Are you generating tons of leads, only to watch them slip through your fingers before becoming clients? Darrell Hardidge explains how to turn that around
Service excellence has its own unique currency; it generates, retention, referrals, wallet share and the highest margins
Fortunes are spent on generating new prospects to drive sales growth. Companies must measure the cost of their lead acquisition to ensure ROI.
This presents a minefield of challenges: What works today might not work tomorrow, and you can’t control the dumb things your competitors do to reduce prices. However, one area you can have significant control over is your prospect conversion rate. This is very much in your hands and can be one of the highest profit strategies you focus on.
The great unknown
What defies logic is the fact that very few companies can accurately measure and report their conversion rates. So much money is invested in bringing leads in the front gate, only to let them walk out the back gate.
Here’s some simple math to prove the power of conversion rates. If, out of 10 enquiries, you currently convert two, you have a 20% conversion rate. If your average new customer sale value is $1,000, you have $2,000 in new sales. If you convert just one more (three out of 10), you have just increased your conversion rate by 50%. You have also increased your revenue from new customers by 50%, to $3,000, which is massive.
Don’t spend money generating more leads until you master the conversion rates of the ones you already have.
It’s essential to make your sales team responsible for measuring and reporting their conversion rates. Make sure you have trained your team in the optimal sales process to convert leads – and make sure it’s not linked to discounting. Any hack can sell on price; true professionals sell on value and quality.

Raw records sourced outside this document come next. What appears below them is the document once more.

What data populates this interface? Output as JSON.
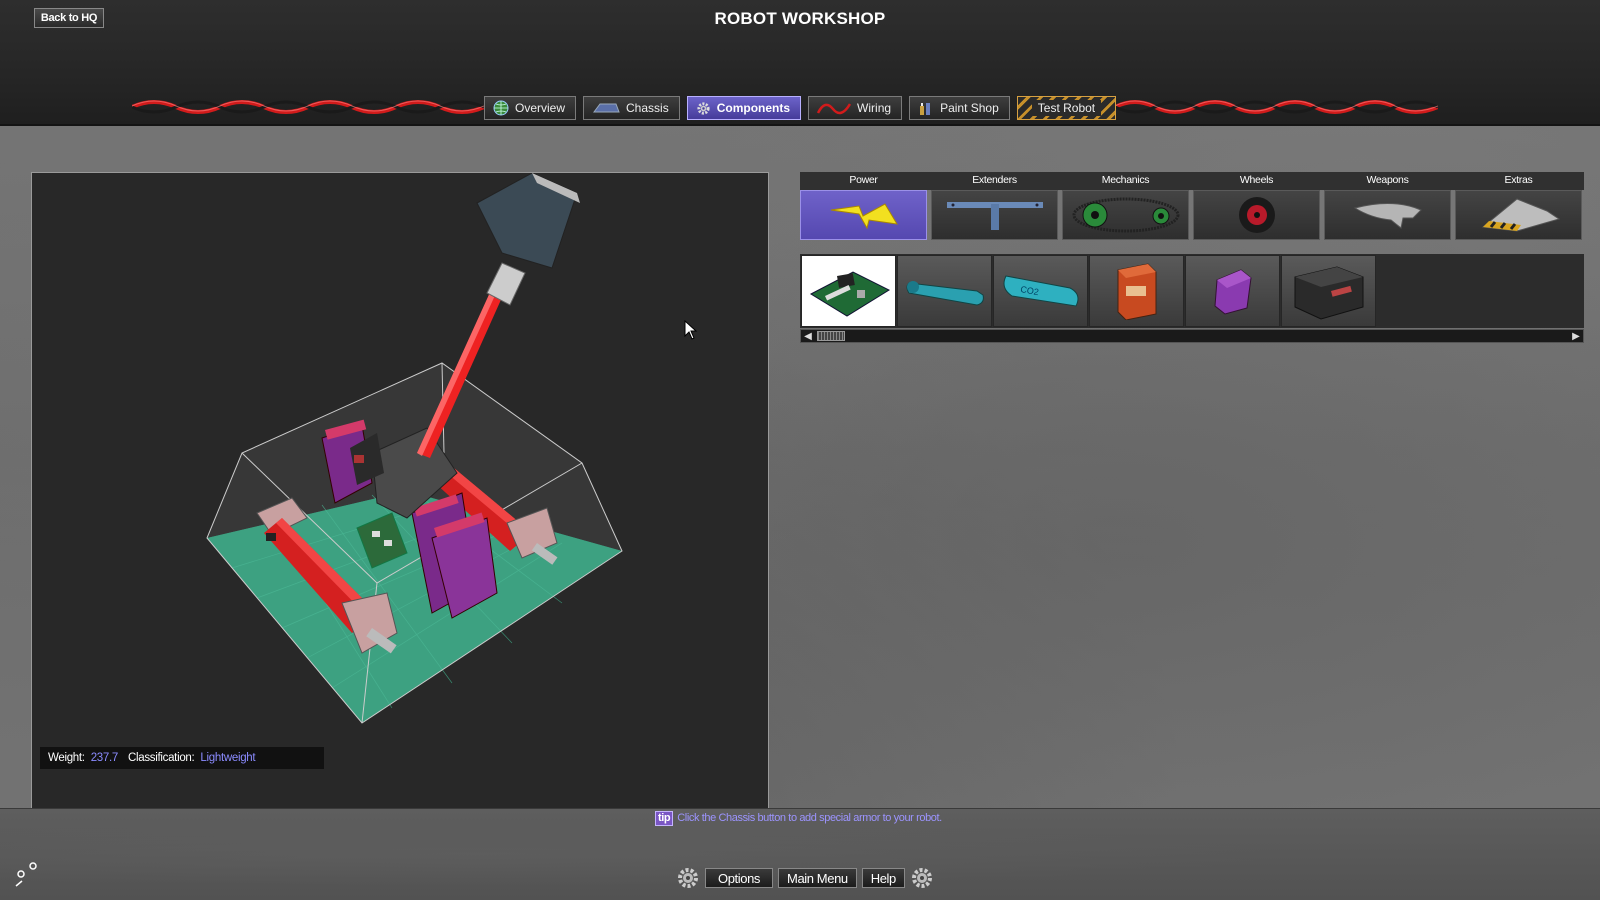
{
  "header": {
    "back_label": "Back to HQ",
    "title": "ROBOT WORKSHOP"
  },
  "tabs": [
    {
      "label": "Overview",
      "icon": "globe-icon"
    },
    {
      "label": "Chassis",
      "icon": "chassis-icon"
    },
    {
      "label": "Components",
      "icon": "gear-icon",
      "active": true
    },
    {
      "label": "Wiring",
      "icon": "wire-icon"
    },
    {
      "label": "Paint Shop",
      "icon": "paint-icon"
    },
    {
      "label": "Test Robot",
      "icon": ""
    }
  ],
  "viewport": {
    "weight_label": "Weight:",
    "weight_value": "237.7",
    "class_label": "Classification:",
    "class_value": "Lightweight"
  },
  "categories": [
    {
      "label": "Power",
      "icon": "lightning-icon",
      "active": true
    },
    {
      "label": "Extenders",
      "icon": "extender-icon"
    },
    {
      "label": "Mechanics",
      "icon": "belt-icon"
    },
    {
      "label": "Wheels",
      "icon": "wheel-icon"
    },
    {
      "label": "Weapons",
      "icon": "blade-icon"
    },
    {
      "label": "Extras",
      "icon": "ramp-icon"
    }
  ],
  "items": [
    {
      "name": "circuit-board",
      "selected": true
    },
    {
      "name": "teal-tank"
    },
    {
      "name": "co2-tank"
    },
    {
      "name": "orange-battery"
    },
    {
      "name": "purple-battery"
    },
    {
      "name": "black-battery"
    }
  ],
  "tip": {
    "badge": "tip",
    "text": "Click the Chassis button to add special armor to your robot."
  },
  "footer": {
    "options_label": "Options",
    "main_menu_label": "Main Menu",
    "help_label": "Help"
  },
  "colors": {
    "accent": "#6c63c9",
    "value_blue": "#8b8bff",
    "hazard": "#c7902a"
  }
}
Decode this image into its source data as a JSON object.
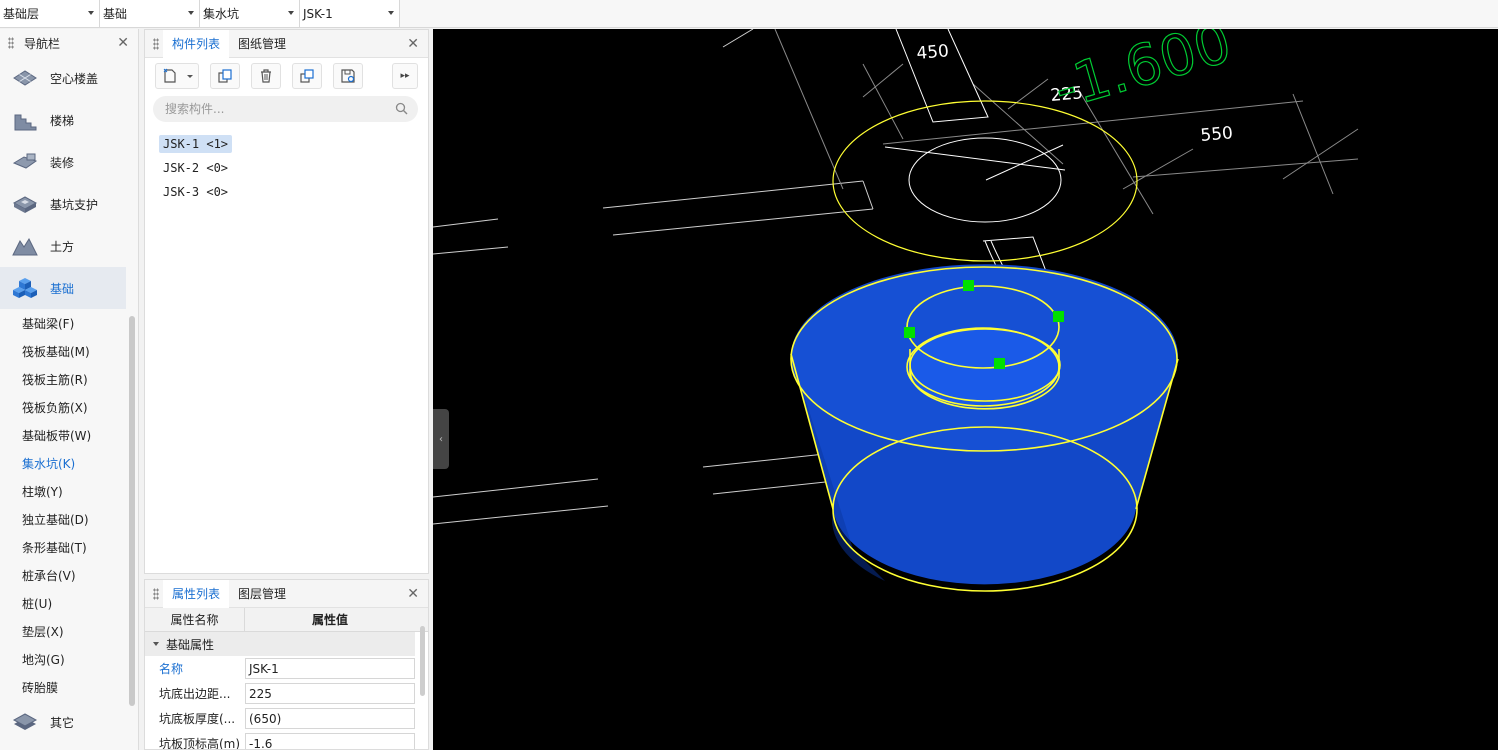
{
  "topbar": {
    "combos": [
      {
        "value": "基础层"
      },
      {
        "value": "基础"
      },
      {
        "value": "集水坑"
      },
      {
        "value": "JSK-1"
      }
    ]
  },
  "nav": {
    "title": "导航栏",
    "categories": [
      {
        "label": "空心楼盖",
        "icon": "hollow-slab-icon"
      },
      {
        "label": "楼梯",
        "icon": "stairs-icon"
      },
      {
        "label": "装修",
        "icon": "decoration-icon"
      },
      {
        "label": "基坑支护",
        "icon": "pit-support-icon"
      },
      {
        "label": "土方",
        "icon": "earthwork-icon"
      },
      {
        "label": "基础",
        "icon": "foundation-icon",
        "active": true
      }
    ],
    "sub_items": [
      "基础梁(F)",
      "筏板基础(M)",
      "筏板主筋(R)",
      "筏板负筋(X)",
      "基础板带(W)",
      "集水坑(K)",
      "柱墩(Y)",
      "独立基础(D)",
      "条形基础(T)",
      "桩承台(V)",
      "桩(U)",
      "垫层(X)",
      "地沟(G)",
      "砖胎膜"
    ],
    "active_sub": 5,
    "other": {
      "label": "其它",
      "icon": "layers-icon"
    }
  },
  "component_panel": {
    "tabs": [
      "构件列表",
      "图纸管理"
    ],
    "search_placeholder": "搜索构件...",
    "items": [
      "JSK-1 <1>",
      "JSK-2 <0>",
      "JSK-3 <0>"
    ],
    "selected": 0
  },
  "property_panel": {
    "tabs": [
      "属性列表",
      "图层管理"
    ],
    "columns": [
      "属性名称",
      "属性值"
    ],
    "group": "基础属性",
    "rows": [
      {
        "name": "名称",
        "value": "JSK-1"
      },
      {
        "name": "坑底出边距...",
        "value": "225"
      },
      {
        "name": "坑底板厚度(...",
        "value": "(650)"
      },
      {
        "name": "坑板顶标高(m)",
        "value": "-1.6"
      }
    ]
  },
  "viewport": {
    "dims": {
      "d450": "450",
      "d225": "225",
      "d550": "550",
      "elev": "-1.600"
    },
    "colors": {
      "fill": "#1248c8",
      "outline": "#ffff33",
      "grip": "#00e000",
      "dim": "#00cc33"
    }
  }
}
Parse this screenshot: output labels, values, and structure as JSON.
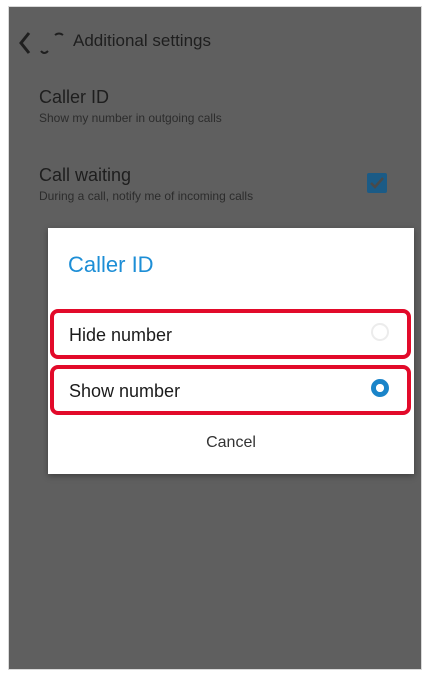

Once you have this in play, set a target of what the conversion rate needs to be and segment leads into groups such as referrals, walk-ins, web inquiries, lead gen strategies, etc. – all of these will have varying levels of conversion rate. Referrals, for example, should be your highest conversion rate, as a trusted friend has recommended you. Set targets for conversion rates based on specific types of leads.
Given that referrals are the greatest and most profitable conversion rate, you’d think companies would invest heavily in being able to generate referrals. A big mistake companies make is having a process to buy referrals via rewards programs. These can generate the wrong type of lead, and often they are linked to discounting. They require very careful planning and monitoring to ensure they don't cost more than they generate.
Smart companies operate differently – they first ensure their service excellence standards are optimal and predictable. The reality is that if your service is excellent, you will receive many referrals that won’t cost you a cent – we all refer those who look after us. Service excellence has its own unique currency; it generates, retention, referrals, wallet share and the highest margins.
Every company in a competitive market will have a marketing budget. However, very few companies have a client retention budget. We all know it’s at least six times more expensive to buy a new client than to get an existing one to return, so why don’t more companies invest in their retention by training their team in service excellence?
The ability to deliver the highest standards of service has a compounding effect. It optimizes the original sale conversion rates at the highest margins, it causes repeat transactions, it optimizes average dollar sale values and wallet share, it causes referrals with the highest conversion rate, and then the cycle repeats, causing revenue to spiral upwards.
The opposite is a certainty: Treat your clients with average service standards, and you’ll find yourself in a price trap, with no way out other than discounting, and now your conversion rate is linked to price instead of being linked to value.
What you can’t measure, you can’t manage. Having accurate conversion rate data is critical if you want to optimize revenue from your marketing investments. Most importantly, ensure conversion rates are linked to revenue and margin. It’s easy to sell the cheap stuff; it’s a lot harder to sell the best solution.
Darrell Hardidge is a customer experience strategy expert and CEO of customer research company Saguity, which specializes in driving revenue growth from customer appreciation. He is also the author of The Client Revolution and The 10 Commandments of Client Appreciation. To find out more, visit saguity.com.